Perhaps the company you work for is letting you go after several years. Naturally, this is distressing. You had recently moved onto the executive floor and, at the age of 48, you are not getting any younger.

When you joined the company as a sales associate, there was no employment contract. However, you now have a severance agreement to look over. Does it meet the requirements for departing employees aged 40 and older?

Severance agreement basics

A severance agreement is a contract between employer and departing employee that addresses compensation for the latter. If there was no employment contract to begin with, as in your case, the company is under no obligation to pay severance, and you are not required to sign a severance agreement. However, in providing this document, the company is offering you compensation in exchange for your agreeing to certain limitations in your post-employment life. For example, the company may want to ensure that you will not divulge trade secrets to a competitor or file a discrimination lawsuit if there is a possibility of your doing so.

The EEOC

The Equal Employment Opportunity Commission is particular about the drafting of a severance agreement. It must contain specific language that is in no way “overly broad or misleading” or the agreement will not be enforceable in court. For instance, the language used in noncompete, nondisparagement or confidentiality provisions will undergo close scrutiny.

Severance agreements for older employees

There are special severance agreement requirements for departing employees aged 40 and older. To begin with, the agreement must comply with requirements set forth under the Age Discrimination Employment Act, as well as the Older Workers Benefit Protection Plan. Among these is that the language must be clear and easy to understand with no legal jargon and a minimum of complex sentences. There must also be a reference to the ADEA, and the recipient must have no fewer than 21 days to review the document.

Next steps

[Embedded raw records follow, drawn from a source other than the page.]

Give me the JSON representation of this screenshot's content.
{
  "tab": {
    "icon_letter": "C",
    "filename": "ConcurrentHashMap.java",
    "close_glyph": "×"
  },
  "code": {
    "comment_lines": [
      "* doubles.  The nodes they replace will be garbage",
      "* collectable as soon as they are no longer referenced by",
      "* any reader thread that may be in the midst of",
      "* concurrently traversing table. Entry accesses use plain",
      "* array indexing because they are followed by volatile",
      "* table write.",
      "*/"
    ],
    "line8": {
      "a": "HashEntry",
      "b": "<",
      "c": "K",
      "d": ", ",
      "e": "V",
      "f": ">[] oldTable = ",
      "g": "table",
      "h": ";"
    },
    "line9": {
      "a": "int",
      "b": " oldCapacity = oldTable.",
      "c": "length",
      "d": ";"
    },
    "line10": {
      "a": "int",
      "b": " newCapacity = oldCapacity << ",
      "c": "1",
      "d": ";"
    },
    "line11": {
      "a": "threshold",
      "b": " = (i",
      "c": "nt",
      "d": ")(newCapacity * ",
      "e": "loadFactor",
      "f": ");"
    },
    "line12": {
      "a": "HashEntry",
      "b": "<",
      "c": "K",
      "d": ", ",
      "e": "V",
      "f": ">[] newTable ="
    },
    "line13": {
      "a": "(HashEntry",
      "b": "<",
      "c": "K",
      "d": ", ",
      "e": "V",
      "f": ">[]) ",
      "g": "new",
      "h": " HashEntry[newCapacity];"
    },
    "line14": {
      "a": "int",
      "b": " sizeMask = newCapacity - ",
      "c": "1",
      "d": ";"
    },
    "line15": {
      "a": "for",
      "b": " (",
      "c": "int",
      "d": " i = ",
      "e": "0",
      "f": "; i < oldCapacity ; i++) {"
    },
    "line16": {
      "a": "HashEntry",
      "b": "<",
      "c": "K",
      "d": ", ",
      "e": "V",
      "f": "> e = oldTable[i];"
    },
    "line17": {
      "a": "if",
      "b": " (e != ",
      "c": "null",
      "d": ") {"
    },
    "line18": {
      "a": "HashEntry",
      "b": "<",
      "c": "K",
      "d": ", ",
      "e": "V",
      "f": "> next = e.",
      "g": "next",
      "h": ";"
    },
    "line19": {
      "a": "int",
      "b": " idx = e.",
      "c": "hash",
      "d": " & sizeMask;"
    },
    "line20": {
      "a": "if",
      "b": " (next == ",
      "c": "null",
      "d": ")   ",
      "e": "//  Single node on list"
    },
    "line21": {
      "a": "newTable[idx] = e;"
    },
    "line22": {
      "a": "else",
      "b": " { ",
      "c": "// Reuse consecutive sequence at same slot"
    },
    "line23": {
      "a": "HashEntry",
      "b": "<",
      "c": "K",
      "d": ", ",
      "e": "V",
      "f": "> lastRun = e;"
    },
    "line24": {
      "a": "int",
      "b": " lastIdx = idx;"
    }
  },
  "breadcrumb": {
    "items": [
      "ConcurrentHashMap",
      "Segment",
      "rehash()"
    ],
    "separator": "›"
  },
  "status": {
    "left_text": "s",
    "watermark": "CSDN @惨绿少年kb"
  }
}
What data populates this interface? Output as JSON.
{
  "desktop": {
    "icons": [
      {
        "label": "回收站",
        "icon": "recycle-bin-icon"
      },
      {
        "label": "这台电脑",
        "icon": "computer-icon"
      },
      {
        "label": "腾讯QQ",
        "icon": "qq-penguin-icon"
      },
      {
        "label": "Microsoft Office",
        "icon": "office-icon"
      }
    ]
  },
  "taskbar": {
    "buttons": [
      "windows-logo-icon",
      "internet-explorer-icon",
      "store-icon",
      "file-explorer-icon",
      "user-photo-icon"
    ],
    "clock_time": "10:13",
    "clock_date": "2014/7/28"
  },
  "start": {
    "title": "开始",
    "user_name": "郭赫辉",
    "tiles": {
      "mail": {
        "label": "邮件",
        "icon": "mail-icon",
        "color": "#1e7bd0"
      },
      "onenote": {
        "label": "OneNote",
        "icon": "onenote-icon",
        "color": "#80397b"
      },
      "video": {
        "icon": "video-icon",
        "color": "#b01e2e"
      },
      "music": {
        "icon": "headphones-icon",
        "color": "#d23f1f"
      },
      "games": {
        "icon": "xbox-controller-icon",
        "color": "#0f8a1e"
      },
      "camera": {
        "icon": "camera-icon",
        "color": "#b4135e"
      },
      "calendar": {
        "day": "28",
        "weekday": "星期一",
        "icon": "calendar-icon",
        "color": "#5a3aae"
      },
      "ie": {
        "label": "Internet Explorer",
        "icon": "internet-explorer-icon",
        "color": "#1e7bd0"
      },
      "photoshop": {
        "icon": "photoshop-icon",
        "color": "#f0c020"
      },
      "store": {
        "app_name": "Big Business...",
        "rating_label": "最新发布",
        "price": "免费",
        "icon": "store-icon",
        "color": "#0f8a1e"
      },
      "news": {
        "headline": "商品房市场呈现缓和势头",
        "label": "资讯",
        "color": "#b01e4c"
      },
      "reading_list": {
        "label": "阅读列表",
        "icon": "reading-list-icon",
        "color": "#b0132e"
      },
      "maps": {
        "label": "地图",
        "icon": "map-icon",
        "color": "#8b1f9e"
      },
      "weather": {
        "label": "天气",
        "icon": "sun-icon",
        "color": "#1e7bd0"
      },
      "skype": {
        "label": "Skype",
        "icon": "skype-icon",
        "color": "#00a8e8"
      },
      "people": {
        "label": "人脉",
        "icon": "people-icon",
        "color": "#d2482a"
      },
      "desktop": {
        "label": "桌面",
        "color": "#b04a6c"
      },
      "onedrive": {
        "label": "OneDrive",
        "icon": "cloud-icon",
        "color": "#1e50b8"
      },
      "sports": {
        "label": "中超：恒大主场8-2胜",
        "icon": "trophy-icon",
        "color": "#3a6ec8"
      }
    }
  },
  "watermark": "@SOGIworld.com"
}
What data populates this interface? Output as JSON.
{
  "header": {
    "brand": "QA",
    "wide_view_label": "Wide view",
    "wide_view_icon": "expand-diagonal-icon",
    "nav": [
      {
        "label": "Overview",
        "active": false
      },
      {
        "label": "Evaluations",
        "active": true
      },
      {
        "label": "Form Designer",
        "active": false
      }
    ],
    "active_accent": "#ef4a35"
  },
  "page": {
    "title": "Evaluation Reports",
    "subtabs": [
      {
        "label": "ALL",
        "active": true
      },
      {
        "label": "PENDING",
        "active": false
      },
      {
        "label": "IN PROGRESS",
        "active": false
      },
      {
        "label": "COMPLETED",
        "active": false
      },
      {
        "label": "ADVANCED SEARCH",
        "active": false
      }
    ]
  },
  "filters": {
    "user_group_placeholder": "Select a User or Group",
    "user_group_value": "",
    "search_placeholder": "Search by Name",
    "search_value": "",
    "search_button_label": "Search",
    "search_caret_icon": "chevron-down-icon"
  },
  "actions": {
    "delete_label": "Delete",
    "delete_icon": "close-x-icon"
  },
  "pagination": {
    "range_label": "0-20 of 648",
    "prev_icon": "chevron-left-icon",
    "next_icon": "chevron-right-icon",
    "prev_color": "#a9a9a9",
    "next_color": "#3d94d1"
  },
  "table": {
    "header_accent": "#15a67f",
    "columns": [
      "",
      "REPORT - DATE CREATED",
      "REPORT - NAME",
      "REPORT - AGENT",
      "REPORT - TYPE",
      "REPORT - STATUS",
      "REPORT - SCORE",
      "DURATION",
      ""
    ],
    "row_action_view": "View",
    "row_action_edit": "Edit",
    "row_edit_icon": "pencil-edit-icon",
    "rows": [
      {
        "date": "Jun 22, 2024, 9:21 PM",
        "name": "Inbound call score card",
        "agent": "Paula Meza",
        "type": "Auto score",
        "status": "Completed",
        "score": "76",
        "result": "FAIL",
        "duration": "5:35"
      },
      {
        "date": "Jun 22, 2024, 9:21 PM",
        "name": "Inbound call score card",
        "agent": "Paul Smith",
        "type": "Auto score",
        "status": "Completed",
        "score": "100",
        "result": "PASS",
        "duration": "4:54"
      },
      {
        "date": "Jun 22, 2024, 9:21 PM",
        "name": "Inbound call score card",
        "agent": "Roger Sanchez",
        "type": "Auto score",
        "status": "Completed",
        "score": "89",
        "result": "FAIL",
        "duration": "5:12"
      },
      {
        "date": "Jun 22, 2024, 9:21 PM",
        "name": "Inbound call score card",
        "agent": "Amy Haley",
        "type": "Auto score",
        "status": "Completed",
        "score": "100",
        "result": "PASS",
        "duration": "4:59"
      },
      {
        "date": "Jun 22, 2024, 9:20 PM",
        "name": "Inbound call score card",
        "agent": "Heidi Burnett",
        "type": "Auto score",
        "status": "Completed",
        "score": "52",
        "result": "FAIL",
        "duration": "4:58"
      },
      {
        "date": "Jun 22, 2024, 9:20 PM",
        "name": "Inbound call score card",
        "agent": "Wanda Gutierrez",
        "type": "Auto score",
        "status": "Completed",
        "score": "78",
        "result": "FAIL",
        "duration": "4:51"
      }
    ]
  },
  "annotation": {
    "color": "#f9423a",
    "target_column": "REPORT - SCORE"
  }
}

Another requirement is that the document contains a recommendation for the recipient to seek legal counsel before signing. When you follow this advice, an attorney can review the severance agreement and either confirm that it meets the requirements to which you are entitled as an over 40 departing employee or make the necessary changes.